As many as 1,700 green energy jobs in southwestern Ontario are to be announced this week, according to Queen's Park sources. The announcements are part of an energy policy blitz as the provincial Liberal government tries to take the offensive on the energy file.
Ballard began to voice his objections to the project and the lack of public input, starting with Haldimand County staff. He learned the County has no input into energy projects that are approved under the Green Energy Act. Under Part II of the act municipal by-laws can't prevent or restrict designated renewable energy projects.
The appeal is based chiefly on the issue of serious harm to human health from both noise and low-frequency sound. The appeal raises numerous issues including the MOE's apparently admitted inability to predict, measure, or assess noise levels; the lack of regulations for low-frequency sound; and the seemingly double standard that permits wind turbines to be sited closer to project participants than non-participants.
The shrillness and sheer emptiness of the McGuinty Liberals' arguments on the energy file has been revealing in recent weeks. It is, I think, a measure of the desperation the provincial government is feeling less than a year away from an election. They realize the anger and resentment they've stirred up in rural Ontario, where they have unleashed their industrial wind energy experiments.
Federal MP Larry Miller is again wading into provincial politics by slamming Ontario's Green Energy Act and supporting a call for a moratorium on wind farms pending a "proper" study into the health effects of giant turbines. "I've just been inundated. Everywhere I go, people want to know my stand on the windmill issue," the Bruce-Grey-Owen Sound Conservative MP said Friday in an interview.
Premier Dalton McGuinty would like everybody to believe that his government is leading a green revolution with its wind power policies. McGuinty's motives are clear: he wants to appear green and putting up wind turbines is something "green" for him to point to. However, just because the Premier says they are "green" doesn't mean they are green.
The Green Energy Act has wobbled on the way toward its goal of replacing coal-fired electricity in the province with clean, renewable energy. ...The Liberals conceded that the 1 per cent rate increase promised a little over a year ago was wildly optimistic, and that the hike would be 7.9 per cent annually for the next five years.
Ontario Energy Minister Brad Duguid announced a 20-year, $87-billion public and private investment in the province's energy system that will double average consumer electrical bills in that time period
Energy Minister Richard Brown admitted Tuesday a deal to cut electricity rates for P.E.I. consumers could cost as much as $220 million, adding to the province's debt.

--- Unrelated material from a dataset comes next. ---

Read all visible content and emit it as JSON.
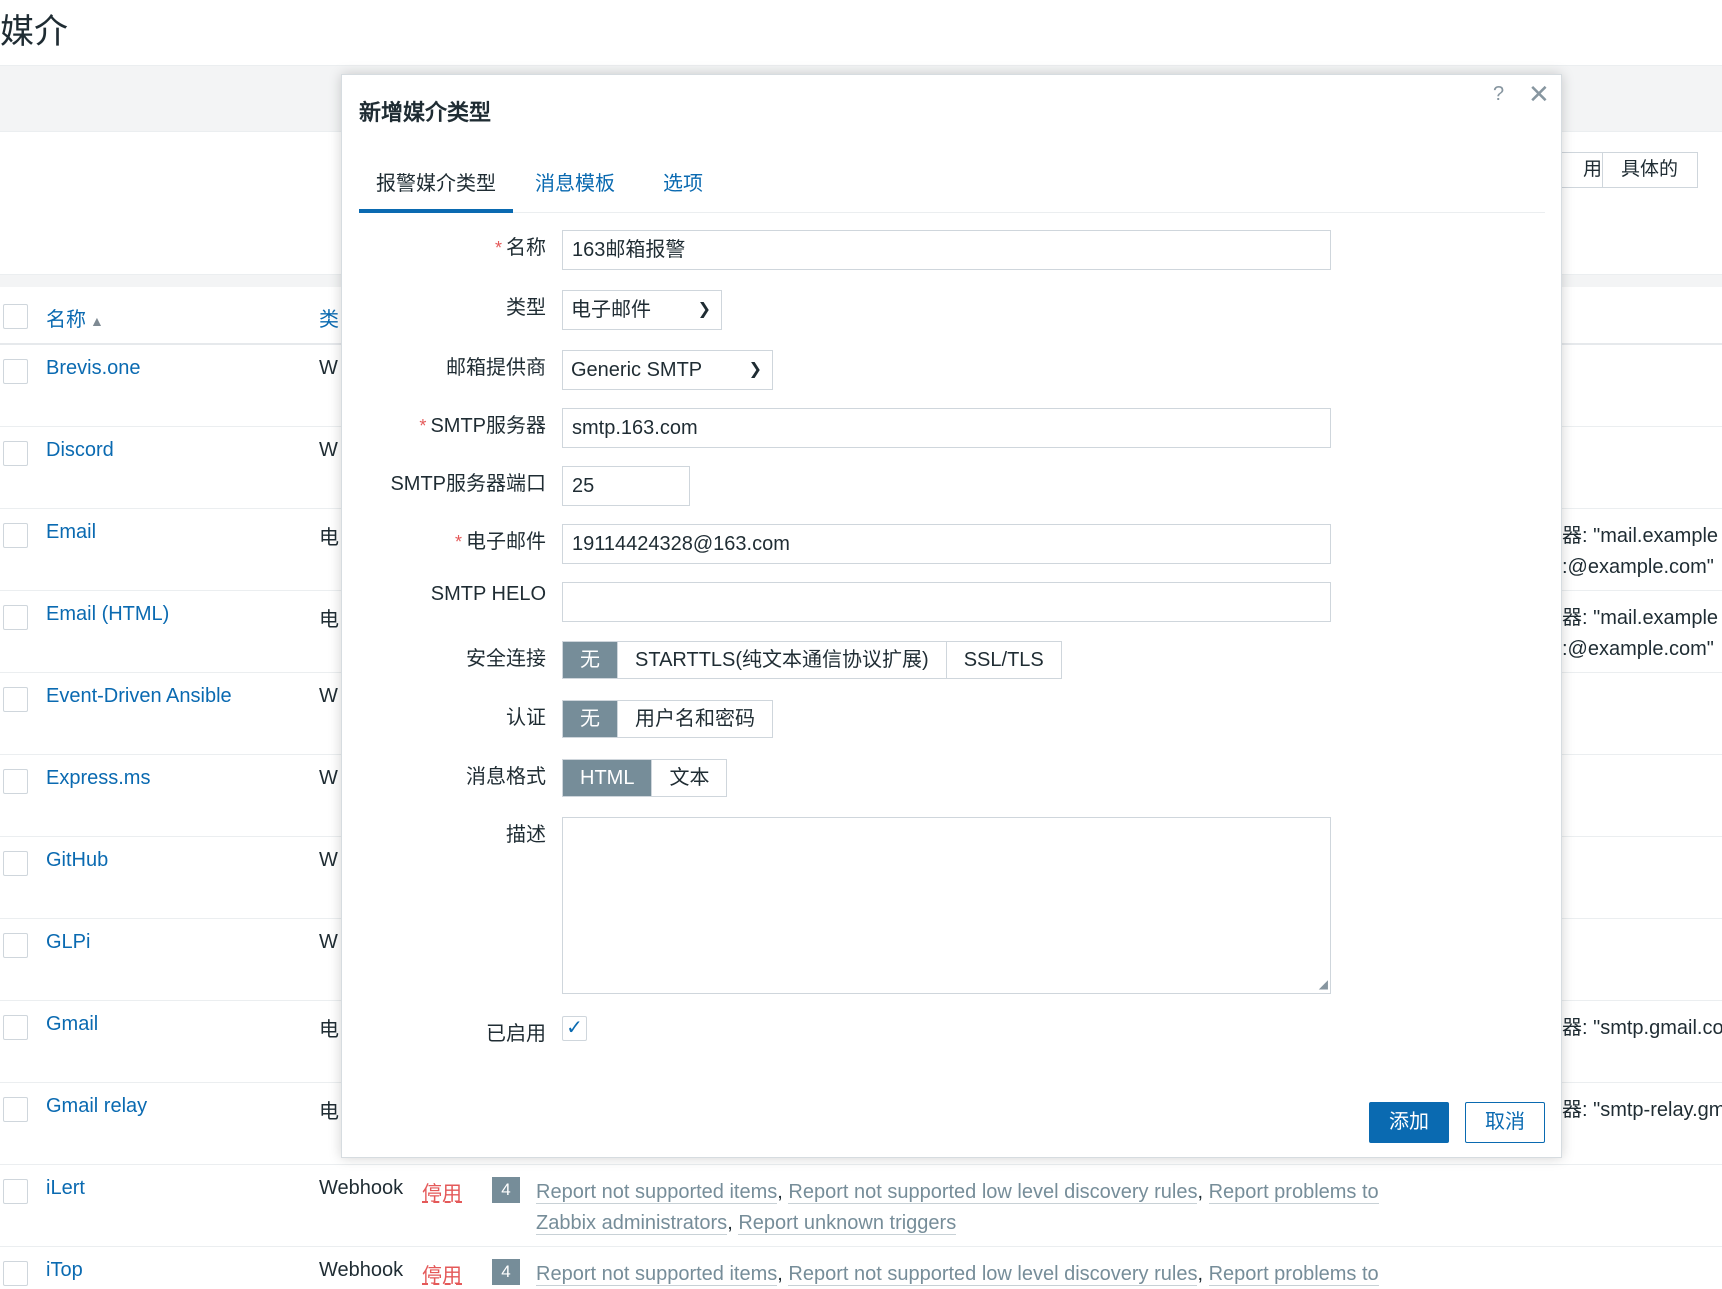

Brown made the admission after being pressed on the numbers in the legislature by energy critic Mike Currie.
The bill was killed without debate - the first time in at least 70 years that the Senate has killed legislation from the Commons without a hearing, according to parliamentary experts.
The policy goals and intent of the Green Energy Act may well come undone under the withering glare of disaffected and angry consumers. Thus, there's an urgent need to begin the process of reducing the largesse provided to those who have become adept at securing private benefits -albeit under the convenient disguise of green - at the expense of the captive consumer.
Ontario's new electricity advisory panel makes little room for consumers - even though consumers are paying for it all in more ways than one. Here is the latest report by former Canadian banker Parker Gallant.
Peter Mertens said there must be more discussions about the potential health impacts of generating wind energy. One of 110 delegates at a symposium organized by the Society for Wind Vigilance, Mertens said, "We have to take the politics out of this now and we have to get the science to the fore-front."